Urban gardens, community victory gardens, even window boxes all have their place in making our urban spaces diverse biologically. At the same time, these low-key interventions provide water-cleansing and conservation services, mitigation of the urban heat island effect, and an living environment that "fits" the rough habitat of the city at very low cost. These small green interventions bring biodiversity to the human scale. They provide us with real nature we can interact with. And they encourage and permit us to be mindful of our environment by feeling it, touching it, and smelling it. 

Alternative Transportation

1 comment:

  1. These are the ecological design principles John Todd uses in building his systems. Every time I read them, I learn something new.

    1. Geological and mineral diversity must be present to evolve the biological responsiveness of rich soils.
    2. Nutrient reservoirs are essential to keep such essentials as nitrogen, phosphorus, and potassium available for the plants.
    3. Steep gradients between subcomponents must be engineered into the system to enable the biological elements to evolve rapidly to assist in the breakdown of toxic materials.
    4. High rates of exchange must be created by maximizing surface areas that house the bacteria that determine the metabolism of the system and facilitate treatment.
    5. Periodic and random pulsed exchanges improve performance. Just as random perturbations foster resilience in nature, in living technologies altering water flow creates self-organization in the system.
    6. Cellular design is the structural model as it is in nature where cells are the organizing unit. Expansion of the system should also use a cellular model, as in increasing the number of tanks.
    7. A law of the minimum must be incorporated. At least three ecosystems such as a marsh, a pond, and a terrestrial area are needed to perform the assigned function and maintain overall stability.
    8. Microbial communities must be introduced periodically from the natural world to maintain diversity and facilitate evolutionary processes.
    9. Photosynthetic foundations are essential as oxygen-producing plants foster ecosystems that require less energy, aeration, and chemical management.
    10. Phylogenetic diversity must be encouraged as a range of aquatic animals from the unicellular to snails to fish are as essential to the evolution and self-maintenance of the system as the plants.
    11. Sequenced and repeated seedings are part of maintenance as a self-contained system cannot be isolated but must be interlinked through gaseous, nutrient, mineral, and biological pathways to the external environment.
    12. Ecological design should reflect the macrocosmos in the microcosmos, representing the natural world miniaturized and reflecting its proportions, as in terrestrial to oceanic and aquatic areas.

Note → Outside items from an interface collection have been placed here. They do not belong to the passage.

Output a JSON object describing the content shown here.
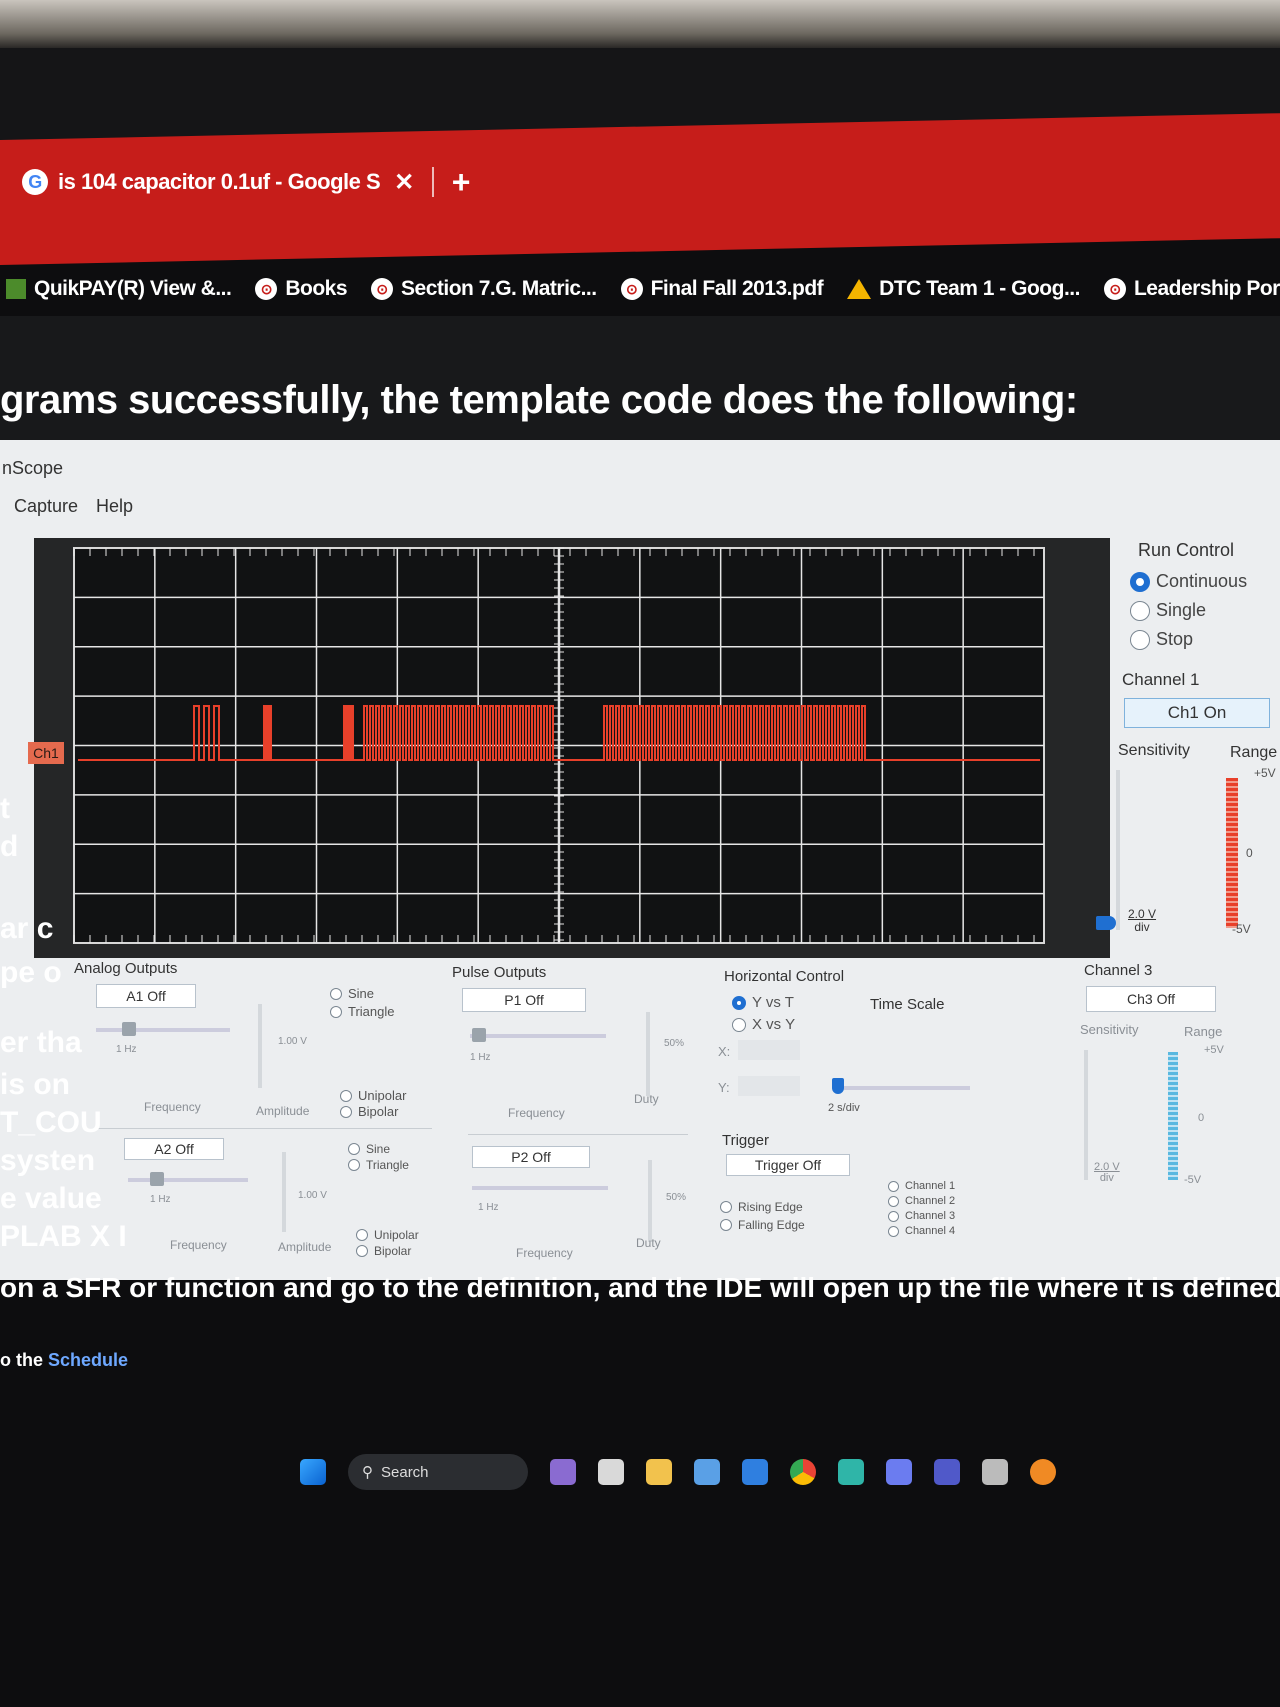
{
  "browser": {
    "tab_title": "is 104 capacitor 0.1uf - Google S",
    "close_glyph": "✕",
    "new_tab_glyph": "+",
    "bookmarks": [
      "QuikPAY(R) View &...",
      "Books",
      "Section 7.G. Matric...",
      "Final Fall 2013.pdf",
      "DTC Team 1 - Goog...",
      "Leadership Portal"
    ]
  },
  "page": {
    "heading": "grams successfully, the template code does the following:",
    "left_fragments": [
      "t",
      "d",
      "ar c",
      "pe o",
      "er tha",
      "is on",
      "T_COU",
      "systen",
      "e value",
      "PLAB X I"
    ],
    "bottom_line": "on a SFR or function and go to the definition, and the IDE will open up the file where it is defined.",
    "schedule_prefix": "o the ",
    "schedule_link": "Schedule"
  },
  "app": {
    "title": "nScope",
    "menu": [
      "Capture",
      "Help"
    ],
    "ch1_marker": "Ch1",
    "run_control": {
      "title": "Run Control",
      "options": [
        "Continuous",
        "Single",
        "Stop"
      ],
      "selected": "Continuous"
    },
    "channel1": {
      "title": "Channel 1",
      "button": "Ch1 On",
      "sensitivity_label": "Sensitivity",
      "range_label": "Range",
      "sensitivity_value": "2.0 V",
      "sensitivity_unit": "div",
      "range_top": "+5V",
      "range_mid": "0",
      "range_bottom": "-5V",
      "color": "#e8402a"
    },
    "channel3": {
      "title": "Channel 3",
      "button": "Ch3 Off",
      "sensitivity_label": "Sensitivity",
      "range_label": "Range",
      "sensitivity_value": "2.0 V",
      "sensitivity_unit": "div",
      "range_top": "+5V",
      "range_mid": "0",
      "range_bottom": "-5V",
      "color": "#59b8e0"
    },
    "analog_outputs": {
      "title": "Analog Outputs",
      "a1": {
        "button": "A1 Off",
        "freq_value": "1 Hz",
        "amp_value": "1.00 V",
        "wave": [
          "Sine",
          "Triangle"
        ],
        "polarity": [
          "Unipolar",
          "Bipolar"
        ],
        "freq_label": "Frequency",
        "amp_label": "Amplitude"
      },
      "a2": {
        "button": "A2 Off",
        "freq_value": "1 Hz",
        "amp_value": "1.00 V",
        "wave": [
          "Sine",
          "Triangle"
        ],
        "polarity": [
          "Unipolar",
          "Bipolar"
        ],
        "freq_label": "Frequency",
        "amp_label": "Amplitude"
      }
    },
    "pulse_outputs": {
      "title": "Pulse Outputs",
      "p1": {
        "button": "P1 Off",
        "freq_value": "1 Hz",
        "duty_value": "50%",
        "freq_label": "Frequency",
        "duty_label": "Duty"
      },
      "p2": {
        "button": "P2 Off",
        "freq_value": "1 Hz",
        "duty_value": "50%",
        "freq_label": "Frequency",
        "duty_label": "Duty"
      }
    },
    "horizontal": {
      "title": "Horizontal Control",
      "modes": [
        "Y vs T",
        "X vs Y"
      ],
      "selected": "Y vs T",
      "x_label": "X:",
      "y_label": "Y:",
      "time_scale_label": "Time Scale",
      "time_scale_value": "2 s/div"
    },
    "trigger": {
      "title": "Trigger",
      "button": "Trigger Off",
      "edges": [
        "Rising Edge",
        "Falling Edge"
      ],
      "channels": [
        "Channel 1",
        "Channel 2",
        "Channel 3",
        "Channel 4"
      ]
    }
  },
  "taskbar": {
    "search": "Search"
  }
}
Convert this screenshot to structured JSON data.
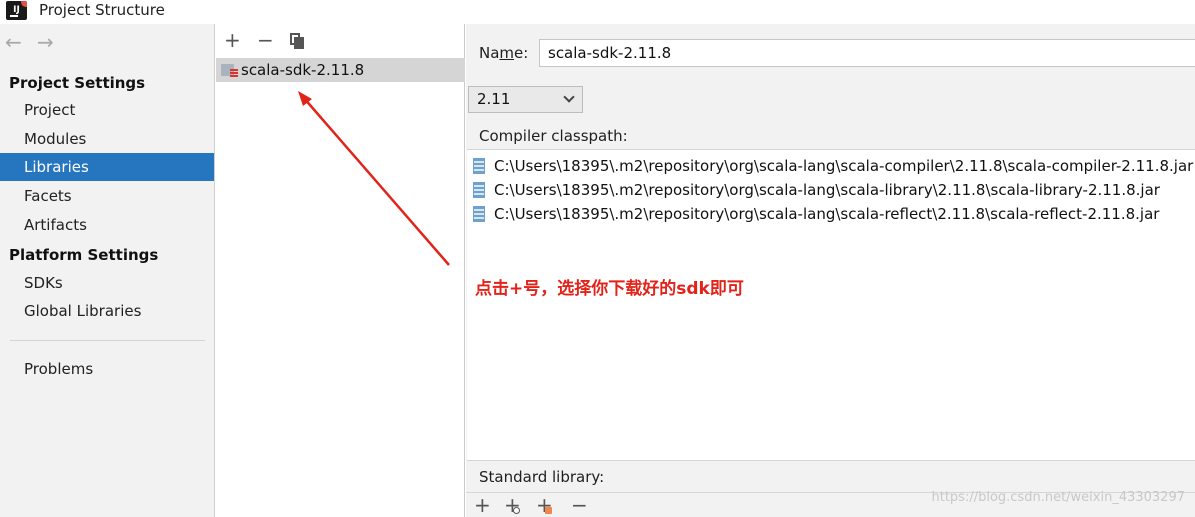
{
  "window": {
    "title": "Project Structure",
    "logo_text": "IJ"
  },
  "sidebar": {
    "back_icon": "←",
    "forward_icon": "→",
    "sections": [
      {
        "header": "Project Settings",
        "items": [
          {
            "label": "Project",
            "selected": false
          },
          {
            "label": "Modules",
            "selected": false
          },
          {
            "label": "Libraries",
            "selected": true
          },
          {
            "label": "Facets",
            "selected": false
          },
          {
            "label": "Artifacts",
            "selected": false
          }
        ]
      },
      {
        "header": "Platform Settings",
        "items": [
          {
            "label": "SDKs",
            "selected": false
          },
          {
            "label": "Global Libraries",
            "selected": false
          }
        ]
      }
    ],
    "problems_label": "Problems"
  },
  "library_list": {
    "toolbar": {
      "add_icon": "+",
      "remove_icon": "−",
      "copy_icon": "copy-icon"
    },
    "items": [
      {
        "name": "scala-sdk-2.11.8",
        "selected": true
      }
    ]
  },
  "details": {
    "name_label_before": "Na",
    "name_label_mnemonic": "m",
    "name_label_after": "e:",
    "name_value": "scala-sdk-2.11.8",
    "version_value": "2.11",
    "classpath_label": "Compiler classpath:",
    "classpath": [
      "C:\\Users\\18395\\.m2\\repository\\org\\scala-lang\\scala-compiler\\2.11.8\\scala-compiler-2.11.8.jar",
      "C:\\Users\\18395\\.m2\\repository\\org\\scala-lang\\scala-library\\2.11.8\\scala-library-2.11.8.jar",
      "C:\\Users\\18395\\.m2\\repository\\org\\scala-lang\\scala-reflect\\2.11.8\\scala-reflect-2.11.8.jar"
    ],
    "annotation": "点击+号，选择你下载好的sdk即可",
    "standard_library_label": "Standard library:",
    "bottom_toolbar": {
      "add_icon": "+",
      "remove_icon": "−"
    }
  },
  "watermark": "https://blog.csdn.net/weixin_43303297",
  "colors": {
    "selection": "#2675bf",
    "annotation": "#e2231a",
    "sidebar_bg": "#f2f2f2"
  }
}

    from A Safe and Sustainable World: The Promise of Ecological Design by Nancy Jack Todd
    Washington: Island Press, 2005
    ISBN 1-55963-778-1